Activity:
Print every record exactly, with nothing added or left out.

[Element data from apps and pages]
···

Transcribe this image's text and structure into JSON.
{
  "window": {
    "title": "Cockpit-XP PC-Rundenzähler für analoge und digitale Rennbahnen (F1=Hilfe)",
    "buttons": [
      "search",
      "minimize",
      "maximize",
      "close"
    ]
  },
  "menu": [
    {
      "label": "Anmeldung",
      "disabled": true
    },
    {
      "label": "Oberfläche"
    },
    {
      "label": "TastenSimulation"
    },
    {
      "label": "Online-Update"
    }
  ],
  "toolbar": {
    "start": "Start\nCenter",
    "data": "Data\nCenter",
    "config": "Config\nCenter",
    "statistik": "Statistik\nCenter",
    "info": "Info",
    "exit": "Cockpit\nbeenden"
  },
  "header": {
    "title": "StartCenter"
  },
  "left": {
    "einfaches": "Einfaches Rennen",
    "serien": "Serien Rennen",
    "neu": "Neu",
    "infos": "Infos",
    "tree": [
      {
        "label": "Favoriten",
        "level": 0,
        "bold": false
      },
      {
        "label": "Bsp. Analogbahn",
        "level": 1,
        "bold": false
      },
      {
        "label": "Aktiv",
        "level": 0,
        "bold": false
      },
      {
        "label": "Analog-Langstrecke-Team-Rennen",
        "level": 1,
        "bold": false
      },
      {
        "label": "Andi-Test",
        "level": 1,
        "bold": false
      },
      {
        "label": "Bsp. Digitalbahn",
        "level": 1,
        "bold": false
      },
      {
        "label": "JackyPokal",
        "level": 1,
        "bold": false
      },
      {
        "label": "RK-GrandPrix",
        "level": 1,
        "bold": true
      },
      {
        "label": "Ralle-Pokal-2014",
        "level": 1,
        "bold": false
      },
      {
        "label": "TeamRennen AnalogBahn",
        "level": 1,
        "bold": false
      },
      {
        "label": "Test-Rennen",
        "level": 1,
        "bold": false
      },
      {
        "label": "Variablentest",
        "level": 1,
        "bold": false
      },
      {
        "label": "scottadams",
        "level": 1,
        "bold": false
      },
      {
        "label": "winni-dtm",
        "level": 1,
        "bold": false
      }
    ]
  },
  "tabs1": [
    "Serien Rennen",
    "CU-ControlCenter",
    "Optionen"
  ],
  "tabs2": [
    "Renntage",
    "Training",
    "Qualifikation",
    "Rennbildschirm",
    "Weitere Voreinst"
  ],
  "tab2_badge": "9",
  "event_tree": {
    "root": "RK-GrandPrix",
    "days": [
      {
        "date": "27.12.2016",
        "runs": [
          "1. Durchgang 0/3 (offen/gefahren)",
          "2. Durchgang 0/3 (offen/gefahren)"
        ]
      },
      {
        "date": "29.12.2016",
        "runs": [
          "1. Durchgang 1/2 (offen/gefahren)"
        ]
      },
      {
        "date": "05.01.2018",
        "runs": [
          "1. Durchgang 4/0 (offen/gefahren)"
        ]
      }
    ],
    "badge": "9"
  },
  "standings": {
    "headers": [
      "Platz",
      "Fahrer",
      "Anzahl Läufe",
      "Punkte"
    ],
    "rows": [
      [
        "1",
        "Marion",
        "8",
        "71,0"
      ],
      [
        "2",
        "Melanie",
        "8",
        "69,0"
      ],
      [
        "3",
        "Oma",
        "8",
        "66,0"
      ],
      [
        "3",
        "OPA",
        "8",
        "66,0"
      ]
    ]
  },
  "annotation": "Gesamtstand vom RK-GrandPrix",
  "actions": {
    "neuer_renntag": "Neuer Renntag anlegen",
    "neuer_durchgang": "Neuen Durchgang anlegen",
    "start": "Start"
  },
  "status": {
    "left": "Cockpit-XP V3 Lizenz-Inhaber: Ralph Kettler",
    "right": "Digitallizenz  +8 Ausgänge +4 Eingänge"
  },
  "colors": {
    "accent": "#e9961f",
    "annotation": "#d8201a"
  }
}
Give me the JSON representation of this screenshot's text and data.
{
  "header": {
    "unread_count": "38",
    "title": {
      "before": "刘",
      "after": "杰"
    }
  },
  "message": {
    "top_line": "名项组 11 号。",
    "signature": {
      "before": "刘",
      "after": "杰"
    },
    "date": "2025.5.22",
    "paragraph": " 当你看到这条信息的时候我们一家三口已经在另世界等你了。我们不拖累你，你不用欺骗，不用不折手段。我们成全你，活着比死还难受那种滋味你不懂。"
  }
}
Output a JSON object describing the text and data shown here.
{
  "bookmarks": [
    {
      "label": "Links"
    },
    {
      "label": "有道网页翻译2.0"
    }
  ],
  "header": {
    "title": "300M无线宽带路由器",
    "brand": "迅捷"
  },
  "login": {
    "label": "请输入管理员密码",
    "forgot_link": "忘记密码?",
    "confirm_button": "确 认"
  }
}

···

Finished exercise:
Transcribe this image's text and structure into JSON.
{
  "window": {
    "title": "Cockpit-XP PC-Rundenzähler für analoge und digitale Rennbahnen (F1=Hilfe)",
    "buttons": [
      "search",
      "minimize",
      "maximize",
      "close"
    ]
  },
  "menu": [
    {
      "label": "Anmeldung",
      "disabled": true
    },
    {
      "label": "Oberfläche"
    },
    {
      "label": "TastenSimulation"
    },
    {
      "label": "Online-Update"
    }
  ],
  "toolbar": {
    "start": "Start\nCenter",
    "data": "Data\nCenter",
    "config": "Config\nCenter",
    "statistik": "Statistik\nCenter",
    "info": "Info",
    "exit": "Cockpit\nbeenden"
  },
  "header": {
    "title": "StartCenter"
  },
  "left": {
    "einfaches": "Einfaches Rennen",
    "serien": "Serien Rennen",
    "neu": "Neu",
    "infos": "Infos",
    "tree": [
      {
        "label": "Favoriten",
        "level": 0,
        "bold": false
      },
      {
        "label": "Bsp. Analogbahn",
        "level": 1,
        "bold": false
      },
      {
        "label": "Aktiv",
        "level": 0,
        "bold": false
      },
      {
        "label": "Analog-Langstrecke-Team-Rennen",
        "level": 1,
        "bold": false
      },
      {
        "label": "Andi-Test",
        "level": 1,
        "bold": false
      },
      {
        "label": "Bsp. Digitalbahn",
        "level": 1,
        "bold": false
      },
      {
        "label": "JackyPokal",
        "level": 1,
        "bold": false
      },
      {
        "label": "RK-GrandPrix",
        "level": 1,
        "bold": true
      },
      {
        "label": "Ralle-Pokal-2014",
        "level": 1,
        "bold": false
      },
      {
        "label": "TeamRennen AnalogBahn",
        "level": 1,
        "bold": false
      },
      {
        "label": "Test-Rennen",
        "level": 1,
        "bold": false
      },
      {
        "label": "Variablentest",
        "level": 1,
        "bold": false
      },
      {
        "label": "scottadams",
        "level": 1,
        "bold": false
      },
      {
        "label": "winni-dtm",
        "level": 1,
        "bold": false
      }
    ]
  },
  "tabs1": [
    "Serien Rennen",
    "CU-ControlCenter",
    "Optionen"
  ],
  "tabs2": [
    "Renntage",
    "Training",
    "Qualifikation",
    "Rennbildschirm",
    "Weitere Voreinst"
  ],
  "tab2_badge": "9",
  "event_tree": {
    "root": "RK-GrandPrix",
    "days": [
      {
        "date": "27.12.2016",
        "runs": [
          "1. Durchgang 0/3 (offen/gefahren)",
          "2. Durchgang 0/3 (offen/gefahren)"
        ]
      },
      {
        "date": "29.12.2016",
        "runs": [
          "1. Durchgang 1/2 (offen/gefahren)"
        ]
      },
      {
        "date": "05.01.2018",
        "runs": [
          "1. Durchgang 4/0 (offen/gefahren)"
        ]
      }
    ],
    "badge": "9"
  },
  "standings": {
    "headers": [
      "Platz",
      "Fahrer",
      "Anzahl Läufe",
      "Punkte"
    ],
    "rows": [
      [
        "1",
        "Marion",
        "8",
        "71,0"
      ],
      [
        "2",
        "Melanie",
        "8",
        "69,0"
      ],
      [
        "3",
        "Oma",
        "8",
        "66,0"
      ],
      [
        "3",
        "OPA",
        "8",
        "66,0"
      ]
    ]
  },
  "annotation": "Gesamtstand vom RK-GrandPrix",
  "actions": {
    "neuer_renntag": "Neuer Renntag anlegen",
    "neuer_durchgang": "Neuen Durchgang anlegen",
    "start": "Start"
  },
  "status": {
    "left": "Cockpit-XP V3 Lizenz-Inhaber: Ralph Kettler",
    "right": "Digitallizenz  +8 Ausgänge +4 Eingänge"
  },
  "colors": {
    "accent": "#e9961f",
    "annotation": "#d8201a"
  }
}
Give me the JSON representation of this screenshot's text and data.
{
  "header": {
    "unread_count": "38",
    "title": {
      "before": "刘",
      "after": "杰"
    }
  },
  "message": {
    "top_line": "名项组 11 号。",
    "signature": {
      "before": "刘",
      "after": "杰"
    },
    "date": "2025.5.22",
    "paragraph": " 当你看到这条信息的时候我们一家三口已经在另世界等你了。我们不拖累你，你不用欺骗，不用不折手段。我们成全你，活着比死还难受那种滋味你不懂。"
  }
}
Output a JSON object describing the text and data shown here.
{
  "bookmarks": [
    {
      "label": "Links"
    },
    {
      "label": "有道网页翻译2.0"
    }
  ],
  "header": {
    "title": "300M无线宽带路由器",
    "brand": "迅捷"
  },
  "login": {
    "label": "请输入管理员密码",
    "forgot_link": "忘记密码?",
    "confirm_button": "确 认"
  }
}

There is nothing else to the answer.